## What this task involves
Taking the listing below line by line, tally those that contain the string "from". Give the total alone.

## Records provided
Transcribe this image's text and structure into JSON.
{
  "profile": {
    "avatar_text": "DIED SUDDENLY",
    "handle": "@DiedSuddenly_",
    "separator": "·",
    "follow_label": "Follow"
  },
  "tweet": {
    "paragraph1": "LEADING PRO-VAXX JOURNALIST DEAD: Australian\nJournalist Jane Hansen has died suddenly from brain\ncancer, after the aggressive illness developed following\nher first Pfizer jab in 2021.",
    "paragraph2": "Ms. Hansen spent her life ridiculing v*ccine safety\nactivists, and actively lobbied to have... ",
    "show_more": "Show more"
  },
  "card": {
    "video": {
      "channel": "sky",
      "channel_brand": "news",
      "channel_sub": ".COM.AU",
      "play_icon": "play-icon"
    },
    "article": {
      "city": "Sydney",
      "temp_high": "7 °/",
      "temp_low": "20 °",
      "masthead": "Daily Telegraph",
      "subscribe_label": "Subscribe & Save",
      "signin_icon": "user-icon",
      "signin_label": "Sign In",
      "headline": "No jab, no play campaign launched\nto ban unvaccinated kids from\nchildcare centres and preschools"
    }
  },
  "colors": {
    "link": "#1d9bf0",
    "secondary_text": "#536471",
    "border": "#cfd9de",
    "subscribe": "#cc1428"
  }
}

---

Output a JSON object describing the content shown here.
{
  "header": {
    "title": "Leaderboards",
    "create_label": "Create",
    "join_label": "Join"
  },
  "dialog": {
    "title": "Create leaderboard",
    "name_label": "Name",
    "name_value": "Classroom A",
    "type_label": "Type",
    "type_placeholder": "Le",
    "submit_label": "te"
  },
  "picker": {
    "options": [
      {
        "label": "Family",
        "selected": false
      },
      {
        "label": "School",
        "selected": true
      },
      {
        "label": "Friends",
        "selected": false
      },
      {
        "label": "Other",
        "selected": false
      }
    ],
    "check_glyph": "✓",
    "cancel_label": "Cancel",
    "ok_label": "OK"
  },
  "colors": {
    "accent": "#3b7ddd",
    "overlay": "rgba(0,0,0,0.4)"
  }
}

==

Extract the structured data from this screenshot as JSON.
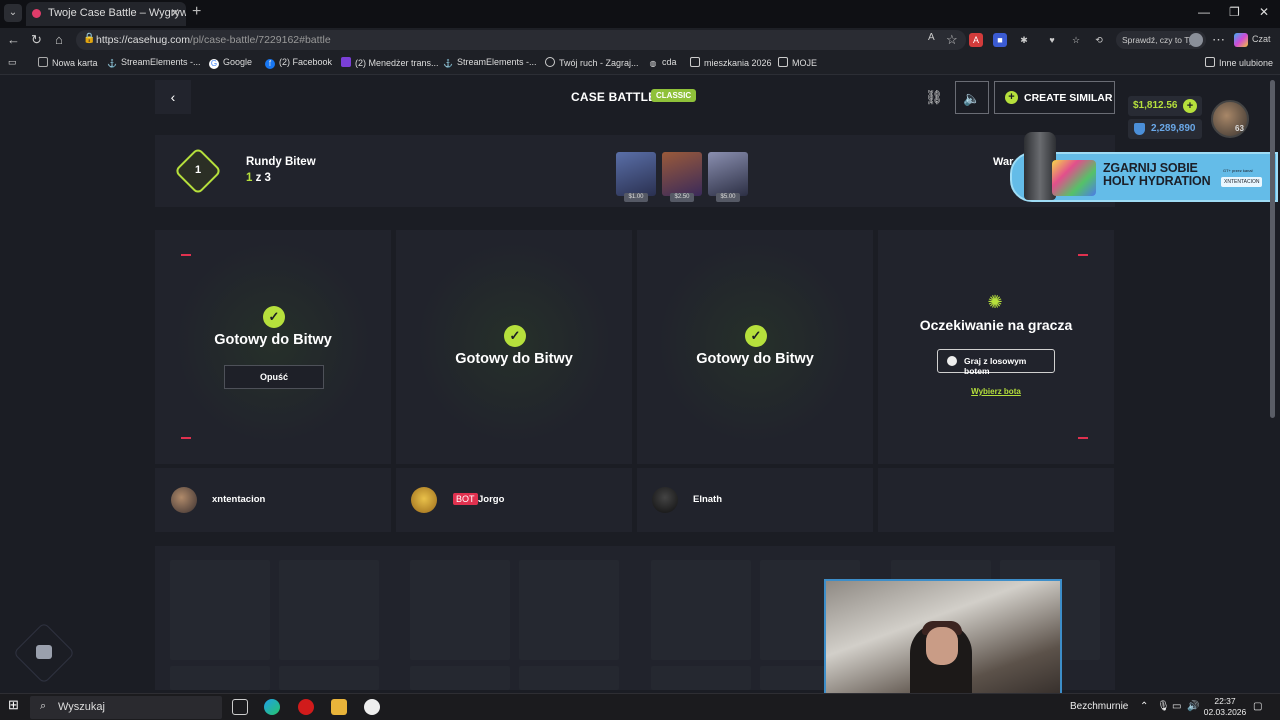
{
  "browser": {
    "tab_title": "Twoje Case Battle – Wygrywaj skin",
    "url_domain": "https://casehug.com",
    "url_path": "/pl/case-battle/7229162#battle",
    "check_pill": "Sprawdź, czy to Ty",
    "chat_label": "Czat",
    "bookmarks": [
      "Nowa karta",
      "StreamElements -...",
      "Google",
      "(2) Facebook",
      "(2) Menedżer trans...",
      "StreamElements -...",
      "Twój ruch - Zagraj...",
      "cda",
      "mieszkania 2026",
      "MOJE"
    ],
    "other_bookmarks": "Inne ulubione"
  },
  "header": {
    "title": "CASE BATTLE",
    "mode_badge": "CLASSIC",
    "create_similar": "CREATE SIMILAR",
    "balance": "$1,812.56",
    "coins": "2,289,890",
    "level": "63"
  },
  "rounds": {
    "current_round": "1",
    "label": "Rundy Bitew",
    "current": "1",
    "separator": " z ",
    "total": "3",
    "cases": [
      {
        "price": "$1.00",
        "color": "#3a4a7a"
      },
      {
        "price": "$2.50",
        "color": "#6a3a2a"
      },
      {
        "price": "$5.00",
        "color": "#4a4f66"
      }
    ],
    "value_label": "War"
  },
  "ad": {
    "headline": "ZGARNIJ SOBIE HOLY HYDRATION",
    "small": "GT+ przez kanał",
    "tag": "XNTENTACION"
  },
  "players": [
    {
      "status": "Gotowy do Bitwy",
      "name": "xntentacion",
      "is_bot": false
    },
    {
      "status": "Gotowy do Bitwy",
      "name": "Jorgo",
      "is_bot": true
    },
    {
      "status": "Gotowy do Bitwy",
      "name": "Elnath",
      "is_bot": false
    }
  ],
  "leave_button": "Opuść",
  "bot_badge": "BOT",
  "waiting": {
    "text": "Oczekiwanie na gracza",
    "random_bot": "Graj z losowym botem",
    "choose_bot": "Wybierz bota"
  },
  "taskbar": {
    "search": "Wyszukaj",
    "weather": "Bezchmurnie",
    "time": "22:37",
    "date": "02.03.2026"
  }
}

## Response to the exercise
3